┌─ RECORDS TO USE

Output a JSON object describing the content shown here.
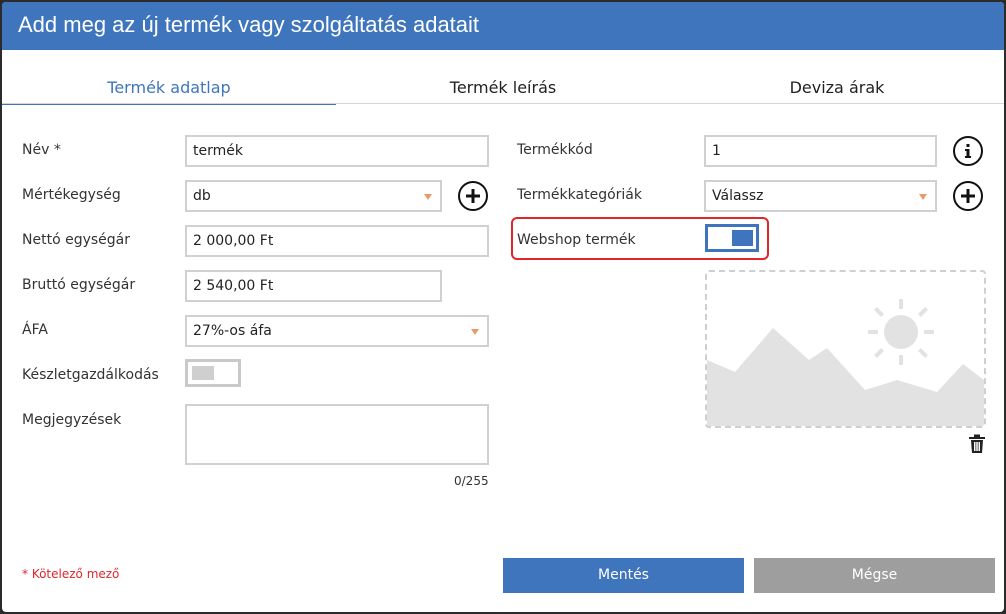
{
  "dialog": {
    "title": "Add meg az új termék vagy szolgáltatás adatait"
  },
  "tabs": [
    {
      "label": "Termék adatlap",
      "active": true
    },
    {
      "label": "Termék leírás",
      "active": false
    },
    {
      "label": "Deviza árak",
      "active": false
    }
  ],
  "form_left": {
    "name": {
      "label": "Név *",
      "value": "termék"
    },
    "unit": {
      "label": "Mértékegység",
      "value": "db"
    },
    "net_price": {
      "label": "Nettó egységár",
      "value": "2 000,00 Ft"
    },
    "gross_price": {
      "label": "Bruttó egységár",
      "value": "2 540,00 Ft"
    },
    "vat": {
      "label": "ÁFA",
      "value": "27%-os áfa"
    },
    "stock": {
      "label": "Készletgazdálkodás",
      "enabled": false
    },
    "notes": {
      "label": "Megjegyzések",
      "value": "",
      "counter": "0/255"
    }
  },
  "form_right": {
    "code": {
      "label": "Termékkód",
      "value": "1"
    },
    "categories": {
      "label": "Termékkategóriák",
      "value": "Válassz"
    },
    "webshop": {
      "label": "Webshop termék",
      "enabled": true
    }
  },
  "footer": {
    "required_note": "* Kötelező mező",
    "save_label": "Mentés",
    "cancel_label": "Mégse"
  },
  "colors": {
    "accent": "#3e75bd",
    "highlight": "#e0262b",
    "caret": "#e89b6a",
    "cancel": "#9e9e9e"
  },
  "icons": [
    "plus-icon",
    "info-icon",
    "image-placeholder-icon",
    "trash-icon",
    "chevron-down-icon"
  ]
}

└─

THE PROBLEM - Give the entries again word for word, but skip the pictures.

RESPONSE -
Output a JSON object describing the content shown here.
{
  "dialog": {
    "title": "Add meg az új termék vagy szolgáltatás adatait"
  },
  "tabs": [
    {
      "label": "Termék adatlap",
      "active": true
    },
    {
      "label": "Termék leírás",
      "active": false
    },
    {
      "label": "Deviza árak",
      "active": false
    }
  ],
  "form_left": {
    "name": {
      "label": "Név *",
      "value": "termék"
    },
    "unit": {
      "label": "Mértékegység",
      "value": "db"
    },
    "net_price": {
      "label": "Nettó egységár",
      "value": "2 000,00 Ft"
    },
    "gross_price": {
      "label": "Bruttó egységár",
      "value": "2 540,00 Ft"
    },
    "vat": {
      "label": "ÁFA",
      "value": "27%-os áfa"
    },
    "stock": {
      "label": "Készletgazdálkodás",
      "enabled": false
    },
    "notes": {
      "label": "Megjegyzések",
      "value": "",
      "counter": "0/255"
    }
  },
  "form_right": {
    "code": {
      "label": "Termékkód",
      "value": "1"
    },
    "categories": {
      "label": "Termékkategóriák",
      "value": "Válassz"
    },
    "webshop": {
      "label": "Webshop termék",
      "enabled": true
    }
  },
  "footer": {
    "required_note": "* Kötelező mező",
    "save_label": "Mentés",
    "cancel_label": "Mégse"
  },
  "colors": {
    "accent": "#3e75bd",
    "highlight": "#e0262b",
    "caret": "#e89b6a",
    "cancel": "#9e9e9e"
  },
  "icons": [
    "plus-icon",
    "info-icon",
    "image-placeholder-icon",
    "trash-icon",
    "chevron-down-icon"
  ]
}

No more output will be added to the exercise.